• **Task requirements**
Which lines in the data below contain the string "Foto"? Show each one.

• **Given data**

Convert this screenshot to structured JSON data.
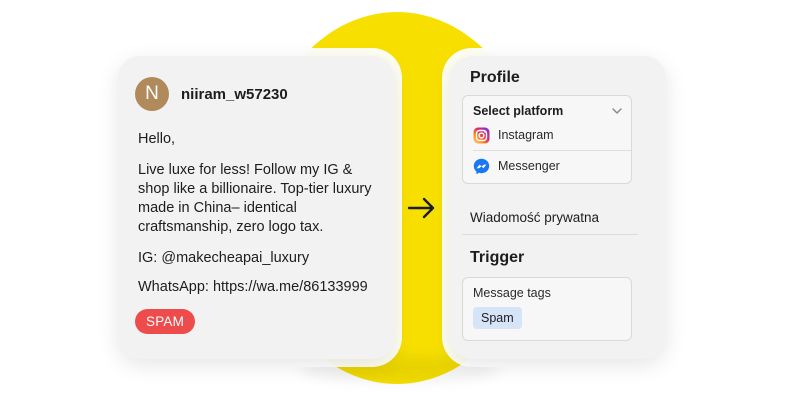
{
  "colors": {
    "accent_yellow": "#f7e000",
    "avatar_bg": "#b08a5b",
    "spam_red": "#ee4c4c",
    "tag_blue": "#d6e4f7",
    "messenger_blue": "#1877f2"
  },
  "message": {
    "avatar_initial": "N",
    "username": "niiram_w57230",
    "greeting": "Hello,",
    "body": "Live luxe for less! Follow my IG & shop like a billionaire. Top-tier luxury made in China– identical craftsmanship, zero logo tax.",
    "ig_line": "IG: @makecheapai_luxury",
    "whatsapp_line": "WhatsApp: https://wa.me/86133999",
    "spam_label": "SPAM"
  },
  "profile": {
    "title": "Profile",
    "select_label": "Select platform",
    "platforms": [
      {
        "label": "Instagram",
        "icon": "instagram-icon"
      },
      {
        "label": "Messenger",
        "icon": "messenger-icon"
      }
    ],
    "dm_label": "Wiadomość prywatna"
  },
  "trigger": {
    "title": "Trigger",
    "tags_label": "Message tags",
    "tag": "Spam"
  }
}
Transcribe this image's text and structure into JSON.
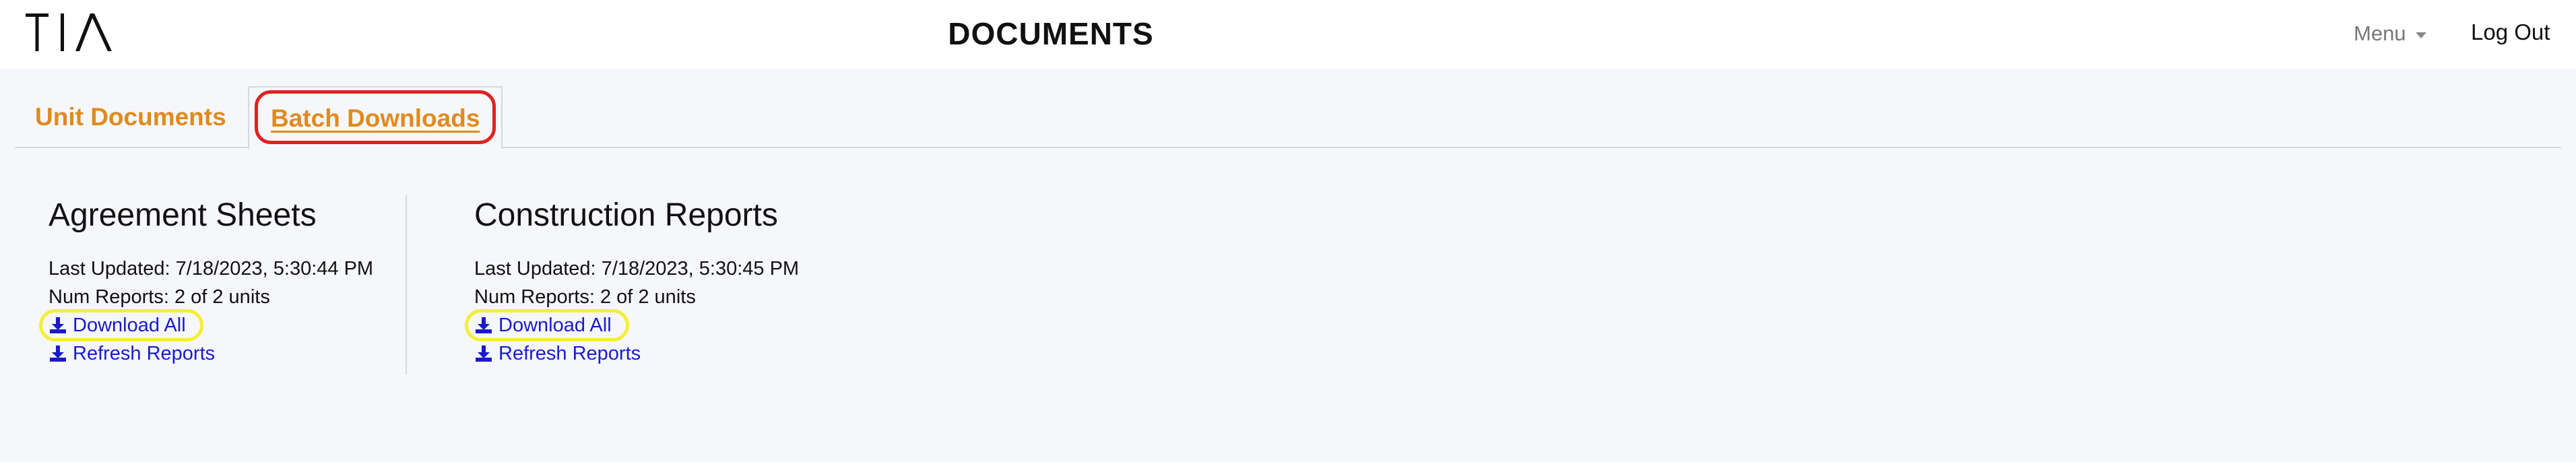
{
  "header": {
    "logo_text": "TIA",
    "title": "DOCUMENTS",
    "menu_label": "Menu",
    "logout_label": "Log Out"
  },
  "tabs": [
    {
      "label": "Unit Documents",
      "active": false
    },
    {
      "label": "Batch Downloads",
      "active": true
    }
  ],
  "sections": [
    {
      "title": "Agreement Sheets",
      "last_updated": "Last Updated: 7/18/2023, 5:30:44 PM",
      "num_reports": "Num Reports: 2 of 2 units",
      "download_label": "Download All",
      "refresh_label": "Refresh Reports"
    },
    {
      "title": "Construction Reports",
      "last_updated": "Last Updated: 7/18/2023, 5:30:45 PM",
      "num_reports": "Num Reports: 2 of 2 units",
      "download_label": "Download All",
      "refresh_label": "Refresh Reports"
    }
  ],
  "colors": {
    "accent_orange": "#e08a1e",
    "link_blue": "#1a1acc",
    "highlight_red": "#e02020",
    "highlight_yellow": "#f4ee3a"
  },
  "icons": {
    "download": "download-icon",
    "caret": "caret-down-icon"
  }
}
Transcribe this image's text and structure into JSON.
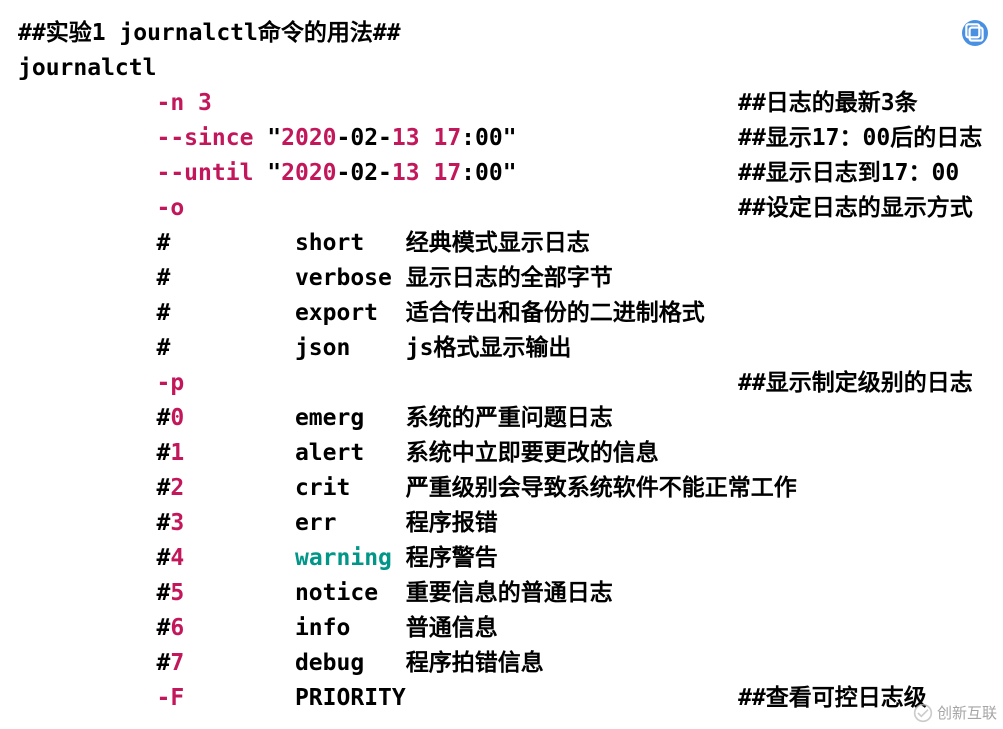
{
  "title_line": "##实验1 journalctl命令的用法##",
  "cmd": "journalctl",
  "indent": "          ",
  "col2_pad": "        ",
  "col3_start_pad": "",
  "rows": {
    "n": {
      "flag": "-n",
      "arg": "3",
      "comment": "##日志的最新3条"
    },
    "since": {
      "flag": "--since",
      "year": "2020",
      "mid": "-02-",
      "day": "13",
      "hour": "17",
      "rest": ":00",
      "comment": "##显示17：00后的日志"
    },
    "until": {
      "flag": "--until",
      "year": "2020",
      "mid": "-02-",
      "day": "13",
      "hour": "17",
      "rest": ":00",
      "comment": "##显示日志到17：00"
    },
    "o": {
      "flag": "-o",
      "comment": "##设定日志的显示方式"
    },
    "fmt": [
      {
        "key": "#",
        "name": "short",
        "desc": "经典模式显示日志"
      },
      {
        "key": "#",
        "name": "verbose",
        "desc": "显示日志的全部字节"
      },
      {
        "key": "#",
        "name": "export",
        "desc": "适合传出和备份的二进制格式"
      },
      {
        "key": "#",
        "name": "json",
        "desc": "js格式显示输出"
      }
    ],
    "p": {
      "flag": "-p",
      "comment": "##显示制定级别的日志"
    },
    "levels": [
      {
        "hash": "#",
        "num": "0",
        "name": "emerg",
        "desc": "系统的严重问题日志"
      },
      {
        "hash": "#",
        "num": "1",
        "name": "alert",
        "desc": "系统中立即要更改的信息"
      },
      {
        "hash": "#",
        "num": "2",
        "name": "crit",
        "desc": "严重级别会导致系统软件不能正常工作"
      },
      {
        "hash": "#",
        "num": "3",
        "name": "err",
        "desc": "程序报错"
      },
      {
        "hash": "#",
        "num": "4",
        "name": "warning",
        "desc": "程序警告",
        "teal": true
      },
      {
        "hash": "#",
        "num": "5",
        "name": "notice",
        "desc": "重要信息的普通日志"
      },
      {
        "hash": "#",
        "num": "6",
        "name": "info",
        "desc": "普通信息"
      },
      {
        "hash": "#",
        "num": "7",
        "name": "debug",
        "desc": "程序拍错信息"
      }
    ],
    "F": {
      "flag": "-F",
      "name": "PRIORITY",
      "comment": "##查看可控日志级"
    }
  },
  "watermark": "创新互联"
}
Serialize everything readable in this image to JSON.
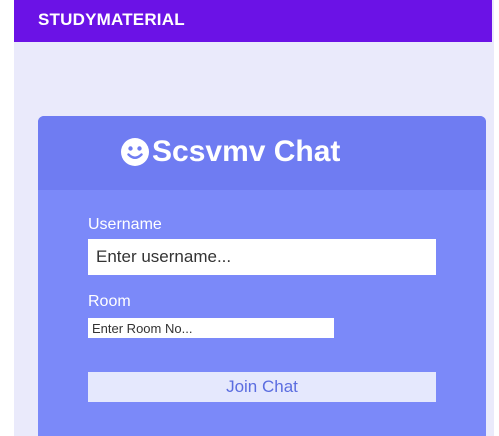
{
  "appbar": {
    "title": "STUDYMATERIAL"
  },
  "colors": {
    "appbar": "#6b12e6",
    "background": "#eaeafb",
    "card": "#7b89f9",
    "card_header": "#6f7cf2",
    "button_bg": "#e5e8fd",
    "button_text": "#5b6de0"
  },
  "header": {
    "icon": "smiley-face-icon",
    "title": "Scsvmv Chat"
  },
  "form": {
    "username": {
      "label": "Username",
      "placeholder": "Enter username...",
      "value": ""
    },
    "room": {
      "label": "Room",
      "placeholder": "Enter Room No...",
      "value": ""
    },
    "submit_label": "Join Chat"
  }
}
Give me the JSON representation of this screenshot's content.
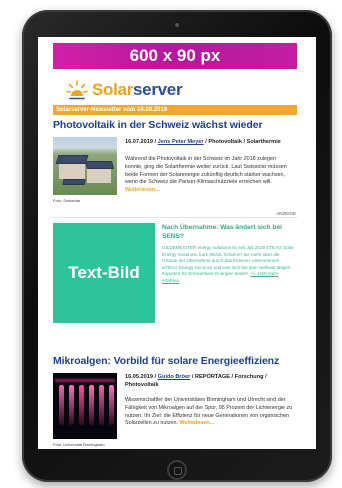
{
  "banner": {
    "label": "600 x 90 px"
  },
  "logo": {
    "word_solar": "Solar",
    "word_server": "server"
  },
  "newsletter_bar": {
    "label": "Solarserver-Newsletter vom 24.09.2019"
  },
  "article1": {
    "headline": "Photovoltaik in der Schweiz wächst wieder",
    "date": "16.07.2019 /",
    "author": "Jens Peter Meyer",
    "category": "/ Photovoltaik / Solarthermie",
    "body": "Während die Photovoltaik in der Schweiz im Jahr 2018 zulegen konnte, ging die Solarthermie weiter zurück. Laut Swissolar müssen beide Formen der Solarenergie zukünftig deutlich stärker wachsen, wenn die Schweiz die Pariser-Klimaschutzziele erreichen will.",
    "more": "Weiterlesen...",
    "photo_caption": "Foto: Swissolar"
  },
  "advert": {
    "anzeige": "ANZEIGE",
    "image_label": "Text-Bild",
    "title": "Nach Übernahme: Was ändert sich bei SENS?",
    "body": "GILDEMEISTER energy solutions ist seit Juli 2019 STEAG Solar Energy Solutions, kurz SENS. Erfahren Sie mehr über die Gründe der Übernahme durch das Essener Unternehmen STEAG Energy Services und was sich bei dem weltweit tätigen Experten für Erneuerbare Energien ändert.",
    "more": ">> Jetzt mehr erfahren"
  },
  "article2": {
    "headline": "Mikroalgen: Vorbild für solare Energieeffizienz",
    "date": "16.05.2019 /",
    "author": "Guido Bröer",
    "category": "/ REPORTAGE / Forschung / Photovoltaik",
    "body": "Wissenschaftler der Universitäten Birmingham und Utrecht sind der Fähigkeit von Mikroalgen auf der Spur, 95 Prozent der Lichtenergie zu nutzen. Ihr Ziel: die Effizienz für neue Generationen von organischen Solarzellen zu nutzen.",
    "more": "Weiterlesen...",
    "photo_caption": "Foto: Universität Birmingham"
  },
  "colors": {
    "banner": "#c21ea4",
    "brand_blue": "#1f3f90",
    "brand_orange": "#f3a632",
    "ad_green": "#2ec49a"
  },
  "icons": [
    "sun-icon",
    "camera-dot",
    "home-button"
  ]
}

• **Exercise solution**
    "photo_caption": "Foto: Swissolar"
    "photo_caption": "Foto: Universität Birmingham"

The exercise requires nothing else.